Look over the entries that follow and work out how many lines contain "Daftar". State the number only.
====== DATASET EXCERPTS ======
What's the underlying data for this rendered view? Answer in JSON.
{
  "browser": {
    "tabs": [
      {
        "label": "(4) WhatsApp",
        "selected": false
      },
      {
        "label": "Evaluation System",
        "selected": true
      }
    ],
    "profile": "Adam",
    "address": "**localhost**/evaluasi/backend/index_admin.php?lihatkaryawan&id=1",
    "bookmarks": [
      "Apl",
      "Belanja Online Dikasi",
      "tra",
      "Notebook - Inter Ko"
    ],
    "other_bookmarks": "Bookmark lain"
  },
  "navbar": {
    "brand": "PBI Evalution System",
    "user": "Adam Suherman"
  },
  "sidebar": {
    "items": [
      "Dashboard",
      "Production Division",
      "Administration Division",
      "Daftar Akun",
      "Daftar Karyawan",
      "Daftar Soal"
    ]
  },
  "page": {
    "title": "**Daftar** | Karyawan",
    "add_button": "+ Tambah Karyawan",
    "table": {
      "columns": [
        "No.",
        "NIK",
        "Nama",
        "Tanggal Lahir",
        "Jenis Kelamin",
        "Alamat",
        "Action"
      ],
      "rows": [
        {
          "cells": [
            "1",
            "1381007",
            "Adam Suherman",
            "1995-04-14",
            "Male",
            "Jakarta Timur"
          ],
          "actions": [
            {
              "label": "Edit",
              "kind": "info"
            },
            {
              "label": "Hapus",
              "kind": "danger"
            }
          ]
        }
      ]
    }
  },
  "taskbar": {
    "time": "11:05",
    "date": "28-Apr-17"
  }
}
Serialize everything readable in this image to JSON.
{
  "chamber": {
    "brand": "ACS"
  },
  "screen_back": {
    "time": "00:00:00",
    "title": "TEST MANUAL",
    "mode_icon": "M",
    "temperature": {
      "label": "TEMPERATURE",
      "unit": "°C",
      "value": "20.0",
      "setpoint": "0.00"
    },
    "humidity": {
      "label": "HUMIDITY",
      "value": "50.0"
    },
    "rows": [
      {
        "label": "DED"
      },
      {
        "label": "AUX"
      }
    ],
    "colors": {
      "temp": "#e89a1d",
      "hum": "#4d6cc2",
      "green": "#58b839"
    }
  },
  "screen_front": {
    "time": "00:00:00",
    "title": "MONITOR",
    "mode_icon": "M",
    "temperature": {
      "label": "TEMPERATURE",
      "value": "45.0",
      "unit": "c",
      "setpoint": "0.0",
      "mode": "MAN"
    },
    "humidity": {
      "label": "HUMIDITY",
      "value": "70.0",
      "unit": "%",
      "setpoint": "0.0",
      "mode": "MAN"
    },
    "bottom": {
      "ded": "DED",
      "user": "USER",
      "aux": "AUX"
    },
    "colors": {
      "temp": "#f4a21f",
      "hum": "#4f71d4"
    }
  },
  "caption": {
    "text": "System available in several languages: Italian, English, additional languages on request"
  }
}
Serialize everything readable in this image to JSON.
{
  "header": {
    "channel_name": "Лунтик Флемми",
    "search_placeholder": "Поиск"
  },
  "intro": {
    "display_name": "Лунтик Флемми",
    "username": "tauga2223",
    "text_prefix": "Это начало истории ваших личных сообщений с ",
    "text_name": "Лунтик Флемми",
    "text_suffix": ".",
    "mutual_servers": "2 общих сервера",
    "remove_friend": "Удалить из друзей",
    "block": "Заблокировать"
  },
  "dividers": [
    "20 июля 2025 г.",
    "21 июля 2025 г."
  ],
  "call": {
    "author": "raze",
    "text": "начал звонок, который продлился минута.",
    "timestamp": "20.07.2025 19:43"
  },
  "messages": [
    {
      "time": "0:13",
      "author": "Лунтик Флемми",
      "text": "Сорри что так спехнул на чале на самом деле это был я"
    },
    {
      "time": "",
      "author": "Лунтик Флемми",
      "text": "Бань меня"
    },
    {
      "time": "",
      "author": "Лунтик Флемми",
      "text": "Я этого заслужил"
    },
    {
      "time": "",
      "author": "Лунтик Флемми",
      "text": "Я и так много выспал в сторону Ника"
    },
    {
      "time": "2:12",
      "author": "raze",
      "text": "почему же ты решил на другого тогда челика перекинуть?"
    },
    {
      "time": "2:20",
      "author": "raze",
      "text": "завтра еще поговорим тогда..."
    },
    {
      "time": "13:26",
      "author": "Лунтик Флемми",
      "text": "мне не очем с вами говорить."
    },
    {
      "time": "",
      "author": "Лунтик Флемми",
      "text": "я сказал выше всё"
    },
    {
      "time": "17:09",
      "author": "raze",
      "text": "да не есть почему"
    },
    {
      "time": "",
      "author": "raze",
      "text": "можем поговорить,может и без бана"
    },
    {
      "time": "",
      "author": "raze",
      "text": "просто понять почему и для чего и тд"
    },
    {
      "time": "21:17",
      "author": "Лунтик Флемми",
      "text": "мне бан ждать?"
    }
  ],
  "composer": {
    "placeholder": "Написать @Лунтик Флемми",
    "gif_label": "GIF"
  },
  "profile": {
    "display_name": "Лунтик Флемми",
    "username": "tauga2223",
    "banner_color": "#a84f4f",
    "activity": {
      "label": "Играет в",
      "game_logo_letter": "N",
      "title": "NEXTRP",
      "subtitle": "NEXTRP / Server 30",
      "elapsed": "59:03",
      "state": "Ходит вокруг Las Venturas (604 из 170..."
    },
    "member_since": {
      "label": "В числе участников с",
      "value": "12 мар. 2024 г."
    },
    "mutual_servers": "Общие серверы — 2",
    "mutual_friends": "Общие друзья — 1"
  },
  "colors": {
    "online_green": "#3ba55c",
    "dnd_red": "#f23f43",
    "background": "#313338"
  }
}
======
### [WRITTEN ANSWER]
4